Free Trade, Food Security, Human Rights & Opportunity:
It is important for Food Security and Free Trade that participants work together AS participants/partners, treating all stakholders with dignity and respect. Our "bottom-up" approach to Food Security Value Chain is based upon historical precedent from the US mid-1800's Agricultural Revolution, which perhaps needs a bit of contextualizing. Our underlying premise is that all humans are created equal, regardless of whether they live in a grass hut, a chalet in Gstaad, or a Park Avenue townhouse.
In 1821, Nathan Dillon was one of many families that migrated from the Ohio frontier to the Illinois prairie. His children died from starvation, exposure, and diseases such as cholera. They had no doctors, no schools, and were subsistence level farmers in every way.
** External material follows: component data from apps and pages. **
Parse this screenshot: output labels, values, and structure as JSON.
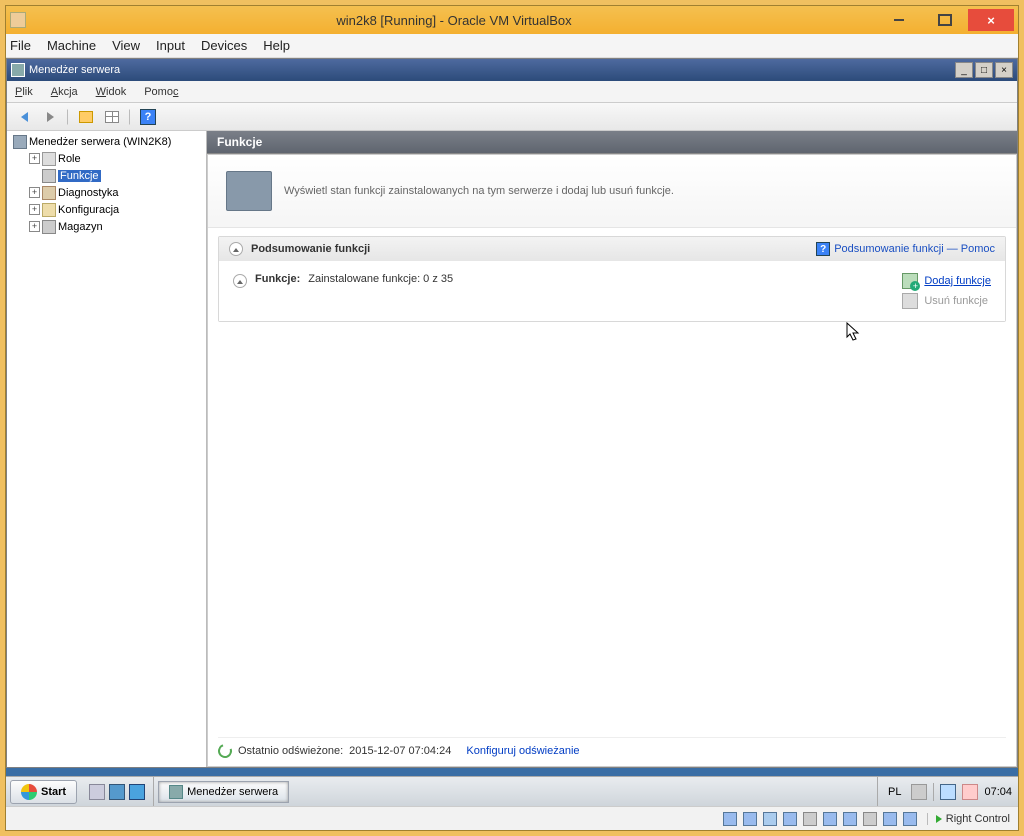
{
  "vb": {
    "title": "win2k8 [Running] - Oracle VM VirtualBox",
    "menu": {
      "file": "File",
      "machine": "Machine",
      "view": "View",
      "input": "Input",
      "devices": "Devices",
      "help": "Help"
    },
    "hostkey": "Right Control"
  },
  "sm": {
    "title": "Menedżer serwera",
    "menu": {
      "file": "Plik",
      "action": "Akcja",
      "view": "Widok",
      "help": "Pomoc"
    },
    "tree": {
      "root": "Menedżer serwera (WIN2K8)",
      "role": "Role",
      "features": "Funkcje",
      "diag": "Diagnostyka",
      "config": "Konfiguracja",
      "storage": "Magazyn"
    },
    "content": {
      "header": "Funkcje",
      "intro": "Wyświetl stan funkcji zainstalowanych na tym serwerze i dodaj lub usuń funkcje.",
      "summary_title": "Podsumowanie funkcji",
      "summary_help": "Podsumowanie funkcji — Pomoc",
      "features_label": "Funkcje:",
      "features_text": "Zainstalowane funkcje: 0 z 35",
      "add_features": "Dodaj funkcje",
      "remove_features": "Usuń funkcje",
      "refresh_prefix": "Ostatnio odświeżone:",
      "refresh_time": "2015-12-07 07:04:24",
      "refresh_config": "Konfiguruj odświeżanie"
    }
  },
  "taskbar": {
    "start": "Start",
    "app": "Menedżer serwera",
    "lang": "PL",
    "clock": "07:04"
  }
}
In the Midwest US just 50 years ago there were still farm communities that had no indoor plumbing, no electricity, and no telephones. The point is that none of us are far removed from the rural farm areas of America, Africa or Asia.
Human innovation and drive, combined with education, technology improvements, transportation, storage, and market development, were the "necessary and sufficient" conditions that enabled the Revolution in mid-1800's US Agriculture. Trade Policy, Agricultural Policy, and Food Security Policy all need to support those "necessary and sufficient" conditions. Our role is to provide those opportunities to support those "necessary and sufficient" conditions.
What is very exciting is that as we make opportunities available to local smallholder and rural farmers, (necessary & sufficient conditions) the following generation will not only surpass their parents, but their creativity will apply the technology and knowledge in ways we can not even imagine. The students will become the teachers.